Soccer fields US

Notice some differences:

  1. The soccer courts in Brazil are convenient to where the kids live, fostering lots of unorganized play. If there are homes near the U.S. soccer fields, they are distant. U.S. soccer fields are too often built on land far enough away from where kids live, that it’s only convenient to play through organized play when their parents can drive them.
  2. The Brazilian soccer court is small, this fosters development of ball control in tight space. The U.S. soccer field is large. This fosters kicking the ball into space and running to it, especially at youth levels when all too often the fields are much too large for the number and age of players on the field.
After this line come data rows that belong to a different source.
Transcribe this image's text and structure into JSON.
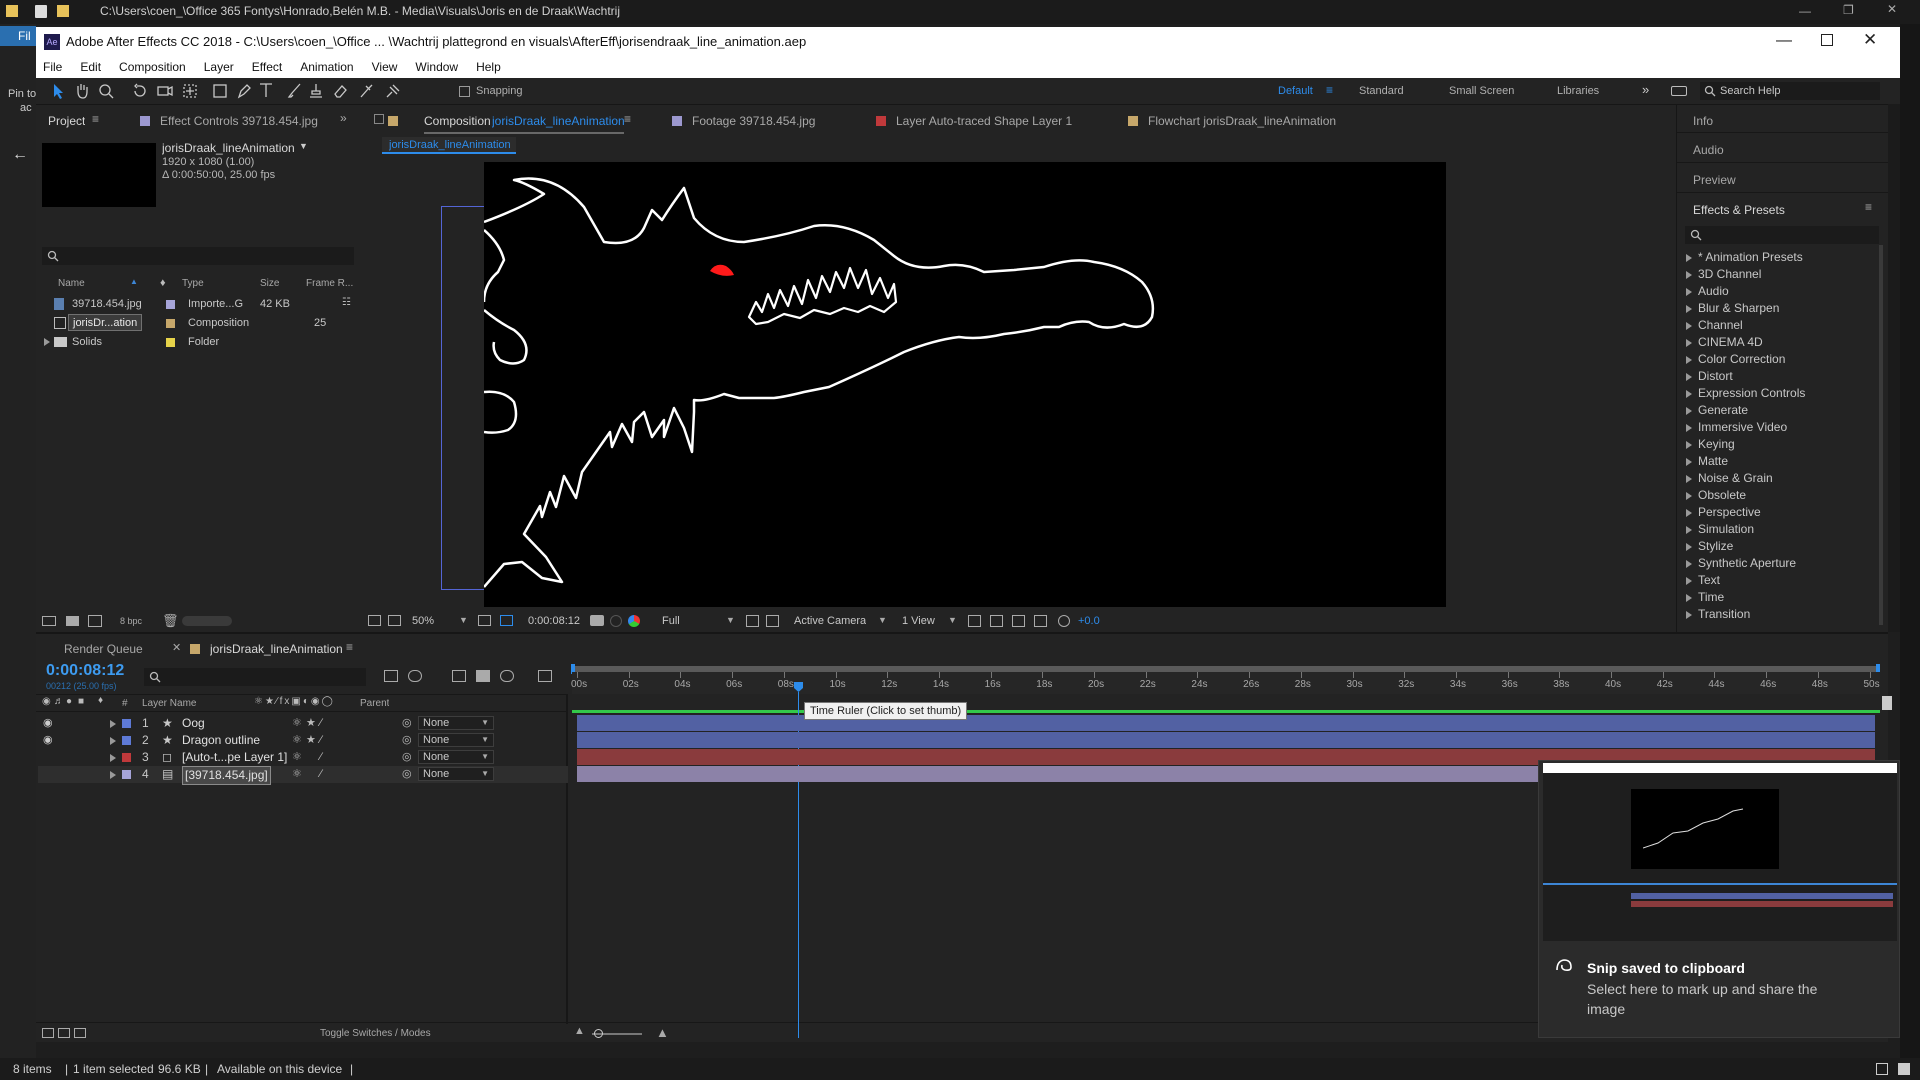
{
  "explorer": {
    "title": "C:\\Users\\coen_\\Office 365 Fontys\\Honrado,Belén M.B. - Media\\Visuals\\Joris en de Draak\\Wachtrij",
    "left_fragments": [
      "Fil",
      "Pin to",
      "ac"
    ]
  },
  "ae": {
    "title": "Adobe After Effects CC 2018 - C:\\Users\\coen_\\Office ... \\Wachtrij plattegrond en visuals\\AfterEff\\jorisendraak_line_animation.aep",
    "menu": [
      "File",
      "Edit",
      "Composition",
      "Layer",
      "Effect",
      "Animation",
      "View",
      "Window",
      "Help"
    ],
    "toolbar": {
      "snapping": "Snapping",
      "workspaces": [
        "Default",
        "Standard",
        "Small Screen",
        "Libraries"
      ],
      "search": "Search Help"
    },
    "project": {
      "tab": "Project",
      "effect_tab": "Effect Controls 39718.454.jpg",
      "comp_name": "jorisDraak_lineAnimation",
      "comp_res": "1920 x 1080 (1.00)",
      "comp_dur": "Δ 0:00:50:00, 25.00 fps",
      "columns": [
        "Name",
        "Type",
        "Size",
        "Frame R..."
      ],
      "items": [
        {
          "name": "39718.454.jpg",
          "type": "Importe...G",
          "size": "42 KB",
          "fr": ""
        },
        {
          "name": "jorisDr...ation",
          "type": "Composition",
          "size": "",
          "fr": "25"
        },
        {
          "name": "Solids",
          "type": "Folder",
          "size": "",
          "fr": ""
        }
      ],
      "bpc": "8 bpc"
    },
    "viewer_tabs": {
      "composition": "Composition",
      "composition_name": "jorisDraak_lineAnimation",
      "footage": "Footage 39718.454.jpg",
      "layer": "Layer Auto-traced Shape Layer 1",
      "flowchart": "Flowchart jorisDraak_lineAnimation",
      "breadcrumb": "jorisDraak_lineAnimation"
    },
    "viewer_bar": {
      "zoom": "50%",
      "time": "0:00:08:12",
      "resolution": "Full",
      "camera": "Active Camera",
      "views": "1 View",
      "exposure": "+0.0"
    },
    "right_panel": {
      "info": "Info",
      "audio": "Audio",
      "preview": "Preview",
      "effects_title": "Effects & Presets",
      "effects": [
        "* Animation Presets",
        "3D Channel",
        "Audio",
        "Blur & Sharpen",
        "Channel",
        "CINEMA 4D",
        "Color Correction",
        "Distort",
        "Expression Controls",
        "Generate",
        "Immersive Video",
        "Keying",
        "Matte",
        "Noise & Grain",
        "Obsolete",
        "Perspective",
        "Simulation",
        "Stylize",
        "Synthetic Aperture",
        "Text",
        "Time",
        "Transition"
      ]
    },
    "timeline": {
      "render_queue": "Render Queue",
      "comp_tab": "jorisDraak_lineAnimation",
      "timecode": "0:00:08:12",
      "timecode_sub": "00212 (25.00 fps)",
      "col_layer": "Layer Name",
      "col_parent": "Parent",
      "col_num": "#",
      "layers": [
        {
          "num": "1",
          "name": "Oog",
          "parent": "None"
        },
        {
          "num": "2",
          "name": "Dragon outline",
          "parent": "None"
        },
        {
          "num": "3",
          "name": "[Auto-t...pe Layer 1]",
          "parent": "None"
        },
        {
          "num": "4",
          "name": "[39718.454.jpg]",
          "parent": "None"
        }
      ],
      "ticks": [
        "00s",
        "02s",
        "04s",
        "06s",
        "08s",
        "10s",
        "12s",
        "14s",
        "16s",
        "18s",
        "20s",
        "22s",
        "24s",
        "26s",
        "28s",
        "30s",
        "32s",
        "34s",
        "36s",
        "38s",
        "40s",
        "42s",
        "44s",
        "46s",
        "48s",
        "50s"
      ],
      "tooltip": "Time Ruler (Click to set thumb)",
      "toggle": "Toggle Switches / Modes"
    },
    "status": {
      "items": "8 items",
      "selected": "1 item selected",
      "size": "96.6 KB",
      "availability": "Available on this device"
    }
  },
  "notification": {
    "title": "Snip saved to clipboard",
    "body": "Select here to mark up and share the image"
  }
}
These large fields favor future track stars and do little for developing soccer skills that will help on the world stage.
  3. The Brazilian soccer court has kids playing on it. The U.S. soccer field does not. Sure, U.S. soccer fields are burgeoning on weekends, but the rest of the week they’re empty, while the Brazilian soccer courts are busy all week long. Even on the weekends, when U.S. soccer fields are busy, each team only gets so much play time, so play time still pales in comparison to kids in Brazil playing several times a week at their local court.
  4. The Brazilian soccer court is concrete. The U.S. soccer field is grass. Not only does the concrete help the Brazilian kids develop ball control, but it’s also playable more of the time. Games and practices on grass fields get canceled due to rain and have seasons where the groundskeepers rest the fields so the grass can grow back.  All, the while the Brazilian (and other countries where soccer courts are common), are playing. Plus, maintenance of a grass field is constant. A concrete court needs new paint every 10 years or so.
  5. The large fields in the U.S. are not conducive for pickup play. You need 10-20 people or else it’s nothing but running. Like basketball courts, soccer courts are conducive for small sided games, even 1v1, so play is more likely to occur more often.

I don’t believe just building soccer courts is the answer. The soccer courts in Brazil exist because the kids were playing in the streets because they love soccer, so their local parks department built the courts to serve an activity that was already prevalent.

If you just build soccer courts in areas where people aren’t already playing street ball, then my guess is those courts will go unused.

So, the courts are really just a marker for soccer culture, rather than a cause.

But, I don’t think building a few courts and fostering more small-side, unorganized play would hurt. More on that in a future post.